PROBLEM TO WORK ON
Write the records out again, exactly.

======== MATERIAL SHOWN ========

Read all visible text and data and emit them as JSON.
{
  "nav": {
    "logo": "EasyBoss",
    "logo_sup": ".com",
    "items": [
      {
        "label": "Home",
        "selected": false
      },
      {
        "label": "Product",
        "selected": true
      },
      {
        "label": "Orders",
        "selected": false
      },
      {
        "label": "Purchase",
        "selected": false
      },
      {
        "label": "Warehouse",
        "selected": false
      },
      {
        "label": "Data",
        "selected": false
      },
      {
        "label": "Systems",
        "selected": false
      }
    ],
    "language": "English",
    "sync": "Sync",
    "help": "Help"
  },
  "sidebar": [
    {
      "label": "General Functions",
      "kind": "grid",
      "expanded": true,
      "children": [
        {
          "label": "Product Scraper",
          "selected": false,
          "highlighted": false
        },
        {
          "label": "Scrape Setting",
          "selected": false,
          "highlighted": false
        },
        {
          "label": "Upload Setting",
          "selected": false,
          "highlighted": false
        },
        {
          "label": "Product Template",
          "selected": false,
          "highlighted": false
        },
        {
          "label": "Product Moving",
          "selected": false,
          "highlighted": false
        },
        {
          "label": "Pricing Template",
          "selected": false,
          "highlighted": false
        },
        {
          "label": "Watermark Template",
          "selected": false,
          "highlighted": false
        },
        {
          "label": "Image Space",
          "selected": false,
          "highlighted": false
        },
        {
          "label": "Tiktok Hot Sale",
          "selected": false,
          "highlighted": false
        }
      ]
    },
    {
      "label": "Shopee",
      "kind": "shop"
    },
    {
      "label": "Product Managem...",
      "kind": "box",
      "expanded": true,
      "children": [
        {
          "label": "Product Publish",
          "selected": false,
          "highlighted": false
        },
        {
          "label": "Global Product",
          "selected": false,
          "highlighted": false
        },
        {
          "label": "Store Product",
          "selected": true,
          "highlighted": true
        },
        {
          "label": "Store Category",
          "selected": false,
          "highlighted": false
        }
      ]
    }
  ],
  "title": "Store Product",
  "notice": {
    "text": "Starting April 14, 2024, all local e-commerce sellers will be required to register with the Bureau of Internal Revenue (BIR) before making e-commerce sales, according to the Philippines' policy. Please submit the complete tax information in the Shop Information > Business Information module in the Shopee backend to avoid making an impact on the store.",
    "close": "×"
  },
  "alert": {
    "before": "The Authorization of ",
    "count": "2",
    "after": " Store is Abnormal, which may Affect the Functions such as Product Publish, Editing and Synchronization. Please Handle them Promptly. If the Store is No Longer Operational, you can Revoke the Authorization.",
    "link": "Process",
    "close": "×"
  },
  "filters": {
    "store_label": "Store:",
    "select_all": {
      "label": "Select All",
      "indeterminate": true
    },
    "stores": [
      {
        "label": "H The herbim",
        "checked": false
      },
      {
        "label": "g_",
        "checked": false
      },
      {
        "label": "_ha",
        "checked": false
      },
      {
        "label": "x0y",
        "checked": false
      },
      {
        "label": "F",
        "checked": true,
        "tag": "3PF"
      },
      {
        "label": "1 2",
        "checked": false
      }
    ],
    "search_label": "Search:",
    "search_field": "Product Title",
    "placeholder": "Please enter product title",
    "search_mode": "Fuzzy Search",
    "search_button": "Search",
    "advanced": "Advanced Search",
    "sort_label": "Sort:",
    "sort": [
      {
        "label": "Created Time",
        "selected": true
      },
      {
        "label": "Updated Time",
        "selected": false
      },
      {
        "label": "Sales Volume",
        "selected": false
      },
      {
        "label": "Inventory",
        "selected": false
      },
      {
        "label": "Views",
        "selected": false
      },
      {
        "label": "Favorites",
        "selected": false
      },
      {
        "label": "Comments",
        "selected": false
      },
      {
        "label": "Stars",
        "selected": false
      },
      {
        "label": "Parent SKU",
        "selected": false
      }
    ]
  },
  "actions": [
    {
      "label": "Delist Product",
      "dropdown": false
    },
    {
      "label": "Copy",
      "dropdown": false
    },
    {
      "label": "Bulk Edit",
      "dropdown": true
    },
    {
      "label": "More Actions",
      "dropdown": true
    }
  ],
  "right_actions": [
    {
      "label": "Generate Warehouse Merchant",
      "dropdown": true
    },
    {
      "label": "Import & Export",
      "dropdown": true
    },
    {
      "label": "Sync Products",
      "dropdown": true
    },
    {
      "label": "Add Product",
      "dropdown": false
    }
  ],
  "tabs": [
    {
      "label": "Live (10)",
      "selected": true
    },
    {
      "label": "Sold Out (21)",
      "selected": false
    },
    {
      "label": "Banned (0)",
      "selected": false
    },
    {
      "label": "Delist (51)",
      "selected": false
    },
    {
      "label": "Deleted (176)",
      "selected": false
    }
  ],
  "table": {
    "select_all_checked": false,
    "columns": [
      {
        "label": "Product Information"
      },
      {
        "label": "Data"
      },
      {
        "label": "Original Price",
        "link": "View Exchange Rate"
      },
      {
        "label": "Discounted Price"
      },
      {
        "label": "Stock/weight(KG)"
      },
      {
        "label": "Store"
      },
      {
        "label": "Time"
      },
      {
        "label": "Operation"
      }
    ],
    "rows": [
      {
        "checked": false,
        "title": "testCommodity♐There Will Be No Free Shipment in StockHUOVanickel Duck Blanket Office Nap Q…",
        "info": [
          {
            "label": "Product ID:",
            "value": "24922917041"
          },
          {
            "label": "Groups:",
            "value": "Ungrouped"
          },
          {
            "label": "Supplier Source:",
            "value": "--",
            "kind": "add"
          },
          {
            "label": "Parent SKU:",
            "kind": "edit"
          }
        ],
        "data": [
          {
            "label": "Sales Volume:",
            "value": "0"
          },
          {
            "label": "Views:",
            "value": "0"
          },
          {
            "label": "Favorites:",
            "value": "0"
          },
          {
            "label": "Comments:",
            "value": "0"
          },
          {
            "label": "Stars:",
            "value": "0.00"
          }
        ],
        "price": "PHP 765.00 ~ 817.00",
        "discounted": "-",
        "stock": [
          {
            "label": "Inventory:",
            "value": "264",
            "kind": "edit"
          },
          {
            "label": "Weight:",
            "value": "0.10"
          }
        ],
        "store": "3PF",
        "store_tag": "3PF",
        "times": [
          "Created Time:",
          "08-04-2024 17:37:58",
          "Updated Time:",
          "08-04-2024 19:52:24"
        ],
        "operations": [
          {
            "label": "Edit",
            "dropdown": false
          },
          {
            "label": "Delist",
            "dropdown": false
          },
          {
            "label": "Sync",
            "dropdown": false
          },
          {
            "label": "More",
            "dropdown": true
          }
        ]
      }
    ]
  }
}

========

RESULT
Read all visible text and data and emit them as JSON.
{
  "nav": {
    "logo": "EasyBoss",
    "logo_sup": ".com",
    "items": [
      {
        "label": "Home",
        "selected": false
      },
      {
        "label": "Product",
        "selected": true
      },
      {
        "label": "Orders",
        "selected": false
      },
      {
        "label": "Purchase",
        "selected": false
      },
      {
        "label": "Warehouse",
        "selected": false
      },
      {
        "label": "Data",
        "selected": false
      },
      {
        "label": "Systems",
        "selected": false
      }
    ],
    "language": "English",
    "sync": "Sync",
    "help": "Help"
  },
  "sidebar": [
    {
      "label": "General Functions",
      "kind": "grid",
      "expanded": true,
      "children": [
        {
          "label": "Product Scraper",
          "selected": false,
          "highlighted": false
        },
        {
          "label": "Scrape Setting",
          "selected": false,
          "highlighted": false
        },
        {
          "label": "Upload Setting",
          "selected": false,
          "highlighted": false
        },
        {
          "label": "Product Template",
          "selected": false,
          "highlighted": false
        },
        {
          "label": "Product Moving",
          "selected": false,
          "highlighted": false
        },
        {
          "label": "Pricing Template",
          "selected": false,
          "highlighted": false
        },
        {
          "label": "Watermark Template",
          "selected": false,
          "highlighted": false
        },
        {
          "label": "Image Space",
          "selected": false,
          "highlighted": false
        },
        {
          "label": "Tiktok Hot Sale",
          "selected": false,
          "highlighted": false
        }
      ]
    },
    {
      "label": "Shopee",
      "kind": "shop"
    },
    {
      "label": "Product Managem...",
      "kind": "box",
      "expanded": true,
      "children": [
        {
          "label": "Product Publish",
          "selected": false,
          "highlighted": false
        },
        {
          "label": "Global Product",
          "selected": false,
          "highlighted": false
        },
        {
          "label": "Store Product",
          "selected": true,
          "highlighted": true
        },
        {
          "label": "Store Category",
          "selected": false,
          "highlighted": false
        }
      ]
    }
  ],
  "title": "Store Product",
  "notice": {
    "text": "Starting April 14, 2024, all local e-commerce sellers will be required to register with the Bureau of Internal Revenue (BIR) before making e-commerce sales, according to the Philippines' policy. Please submit the complete tax information in the Shop Information > Business Information module in the Shopee backend to avoid making an impact on the store.",
    "close": "×"
  },
  "alert": {
    "before": "The Authorization of ",
    "count": "2",
    "after": " Store is Abnormal, which may Affect the Functions such as Product Publish, Editing and Synchronization. Please Handle them Promptly. If the Store is No Longer Operational, you can Revoke the Authorization.",
    "link": "Process",
    "close": "×"
  },
  "filters": {
    "store_label": "Store:",
    "select_all": {
      "label": "Select All",
      "indeterminate": true
    },
    "stores": [
      {
        "label": "H The herbim",
        "checked": false
      },
      {
        "label": "g_",
        "checked": false
      },
      {
        "label": "_ha",
        "checked": false
      },
      {
        "label": "x0y",
        "checked": false
      },
      {
        "label": "F",
        "checked": true,
        "tag": "3PF"
      },
      {
        "label": "1 2",
        "checked": false
      }
    ],
    "search_label": "Search:",
    "search_field": "Product Title",
    "placeholder": "Please enter product title",
    "search_mode": "Fuzzy Search",
    "search_button": "Search",
    "advanced": "Advanced Search",
    "sort_label": "Sort:",
    "sort": [
      {
        "label": "Created Time",
        "selected": true
      },
      {
        "label": "Updated Time",
        "selected": false
      },
      {
        "label": "Sales Volume",
        "selected": false
      },
      {
        "label": "Inventory",
        "selected": false
      },
      {
        "label": "Views",
        "selected": false
      },
      {
        "label": "Favorites",
        "selected": false
      },
      {
        "label": "Comments",
        "selected": false
      },
      {
        "label": "Stars",
        "selected": false
      },
      {
        "label": "Parent SKU",
        "selected": false
      }
    ]
  },
  "actions": [
    {
      "label": "Delist Product",
      "dropdown": false
    },
    {
      "label": "Copy",
      "dropdown": false
    },
    {
      "label": "Bulk Edit",
      "dropdown": true
    },
    {
      "label": "More Actions",
      "dropdown": true
    }
  ],
  "right_actions": [
    {
      "label": "Generate Warehouse Merchant",
      "dropdown": true
    },
    {
      "label": "Import & Export",
      "dropdown": true
    },
    {
      "label": "Sync Products",
      "dropdown": true
    },
    {
      "label": "Add Product",
      "dropdown": false
    }
  ],
  "tabs": [
    {
      "label": "Live (10)",
      "selected": true
    },
    {
      "label": "Sold Out (21)",
      "selected": false
    },
    {
      "label": "Banned (0)",
      "selected": false
    },
    {
      "label": "Delist (51)",
      "selected": false
    },
    {
      "label": "Deleted (176)",
      "selected": false
    }
  ],
  "table": {
    "select_all_checked": false,
    "columns": [
      {
        "label": "Product Information"
      },
      {
        "label": "Data"
      },
      {
        "label": "Original Price",
        "link": "View Exchange Rate"
      },
      {
        "label": "Discounted Price"
      },
      {
        "label": "Stock/weight(KG)"
      },
      {
        "label": "Store"
      },
      {
        "label": "Time"
      },
      {
        "label": "Operation"
      }
    ],
    "rows": [
      {
        "checked": false,
        "title": "testCommodity♐There Will Be No Free Shipment in StockHUOVanickel Duck Blanket Office Nap Q…",
        "info": [
          {
            "label": "Product ID:",
            "value": "24922917041"
          },
          {
            "label": "Groups:",
            "value": "Ungrouped"
          },
          {
            "label": "Supplier Source:",
            "value": "--",
            "kind": "add"
          },
          {
            "label": "Parent SKU:",
            "kind": "edit"
          }
        ],
        "data": [
          {
            "label": "Sales Volume:",
            "value": "0"
          },
          {
            "label": "Views:",
            "value": "0"
          },
          {
            "label": "Favorites:",
            "value": "0"
          },
          {
            "label": "Comments:",
            "value": "0"
          },
          {
            "label": "Stars:",
            "value": "0.00"
          }
        ],
        "price": "PHP 765.00 ~ 817.00",
        "discounted": "-",
        "stock": [
          {
            "label": "Inventory:",
            "value": "264",
            "kind": "edit"
          },
          {
            "label": "Weight:",
            "value": "0.10"
          }
        ],
        "store": "3PF",
        "store_tag": "3PF",
        "times": [
          "Created Time:",
          "08-04-2024 17:37:58",
          "Updated Time:",
          "08-04-2024 19:52:24"
        ],
        "operations": [
          {
            "label": "Edit",
            "dropdown": false
          },
          {
            "label": "Delist",
            "dropdown": false
          },
          {
            "label": "Sync",
            "dropdown": false
          },
          {
            "label": "More",
            "dropdown": true
          }
        ]
      }
    ]
  }
}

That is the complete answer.